WHILE new as a chief executive, Cape York Natural Resource Management boss Pip Schroor is hard pressed to list a community she hasn’t visited or an organisation she hasn’t worked with during her lifelong love affair with the area.
“I’m very new to being a CEO, and it feels really weird, but I have a level of comfort because I love the Cape,” Ms Schroor said of her new role.
“When the opportunity came up, it was the logical next step for me, and I honestly couldn’t think of working anywhere else.”
Ms Schroor is the first female CEO of the natural resource charity, and is no stranger to leading the way for women in a male-dominated field.
“I was the first female ranger in charge on the Cape when I worked at Kutini Payamu (Iron Range) National Park in 2009,” she said.
“For me, promoting women in conservation and mentoring and encouraging more women to work in the sector is something I’m passionate about.”
In addition to unbounded enthusiasm for her role and a passion for Cape York and its people, Ms Schroor’s professional background reads like a training guide for her new role.

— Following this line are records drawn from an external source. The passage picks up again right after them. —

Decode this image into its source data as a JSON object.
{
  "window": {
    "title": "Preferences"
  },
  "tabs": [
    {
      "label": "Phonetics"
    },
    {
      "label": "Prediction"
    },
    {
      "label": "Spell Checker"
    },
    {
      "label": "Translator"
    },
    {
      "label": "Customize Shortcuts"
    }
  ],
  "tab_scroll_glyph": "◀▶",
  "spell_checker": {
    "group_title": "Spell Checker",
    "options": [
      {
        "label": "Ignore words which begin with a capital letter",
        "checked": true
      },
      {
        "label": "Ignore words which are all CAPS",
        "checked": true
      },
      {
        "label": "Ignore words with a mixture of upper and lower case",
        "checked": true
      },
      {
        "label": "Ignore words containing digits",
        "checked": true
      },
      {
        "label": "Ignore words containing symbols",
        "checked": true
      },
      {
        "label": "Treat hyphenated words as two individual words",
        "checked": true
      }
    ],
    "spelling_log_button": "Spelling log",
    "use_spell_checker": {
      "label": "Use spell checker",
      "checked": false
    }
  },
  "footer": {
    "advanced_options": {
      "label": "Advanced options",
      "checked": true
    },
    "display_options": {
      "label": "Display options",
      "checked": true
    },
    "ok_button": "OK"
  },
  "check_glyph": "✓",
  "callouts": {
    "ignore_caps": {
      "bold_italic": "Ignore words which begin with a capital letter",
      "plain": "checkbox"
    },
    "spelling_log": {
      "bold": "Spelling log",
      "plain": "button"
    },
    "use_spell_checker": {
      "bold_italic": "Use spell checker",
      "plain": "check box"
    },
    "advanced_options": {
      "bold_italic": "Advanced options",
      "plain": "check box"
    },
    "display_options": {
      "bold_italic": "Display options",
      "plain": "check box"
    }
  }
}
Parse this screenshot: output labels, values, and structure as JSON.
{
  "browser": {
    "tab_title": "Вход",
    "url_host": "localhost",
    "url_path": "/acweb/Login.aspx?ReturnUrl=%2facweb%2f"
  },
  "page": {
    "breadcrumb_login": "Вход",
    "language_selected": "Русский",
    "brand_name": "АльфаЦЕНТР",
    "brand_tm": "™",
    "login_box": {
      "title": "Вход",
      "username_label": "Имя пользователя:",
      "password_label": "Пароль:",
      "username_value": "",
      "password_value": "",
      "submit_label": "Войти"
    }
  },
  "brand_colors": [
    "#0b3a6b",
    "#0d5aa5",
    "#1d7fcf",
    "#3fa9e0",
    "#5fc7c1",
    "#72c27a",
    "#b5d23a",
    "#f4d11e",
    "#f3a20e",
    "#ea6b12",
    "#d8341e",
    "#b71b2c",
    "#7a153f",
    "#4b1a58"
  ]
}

“I was already working in the Cape region, then spent 15 years with Queensland Parks and Wildlife Service as a ranger,” she said.
After moving to Cairns in 2011 to have her daughter, Ms Schroor moved to QPWS’s joint management team, working with Aboriginal land trusts and corporations to help build their on-country NRM capacity.
Ms Schroor has also worked with the Torres and Cape Indigenous Councils Alliance as regional resilience coordinator, helping local governments from the Torres Strait to the Gulf and across the Cape to build disaster and climate change resilience and improve water and food security.
“What my staff at CYNRM currently do and help facilitate our partners to do is what I used to do. I used to do the weed spraying, light the fires, do the mapping and meet with stakeholders all across the Cape,” Ms Schroor said.
“What’s really important for me in this role is to connect my staff with the amazing people I’ve worked with in the Cape and get my staff to fall in love with and appreciate the Cape as much as I do.”
The CEO acknowledged that CYNRM had internal changes to make and lots of listening to do, as well as work building and strengthening stakeholder relationships.
“We haven’t worked as well as we could have but it’s a new day and now it’s about turning that around for the people of the Cape, the communities and the environment,” she said.
“The priorities for me are looking at CYNRM as an organisation, re-looking at how we operate and our strategic plan to ensure we fit with the changing landscape of NRM on the Cape.
“That all goes hand in hand with listening and learning about what the Cape communities, people and organisations want and seizing new opportunities such as innovation in renewable energy and sustainability funding.”
Ms Schroor encouraged as many people as possible to attend the AGM on October 21.
“We’re going to have an open floor Q&A session about CYNRM and its future, we want to hear what the community and organisations want, warts and all, what they want to see, what works and what doesn’t,” she said.
“It’s a new day for CYNRM, I want to hear and learn the stories and then advocate at that state and federal government level to improve the livelihoods and culture and help raise the profile of Cape York.”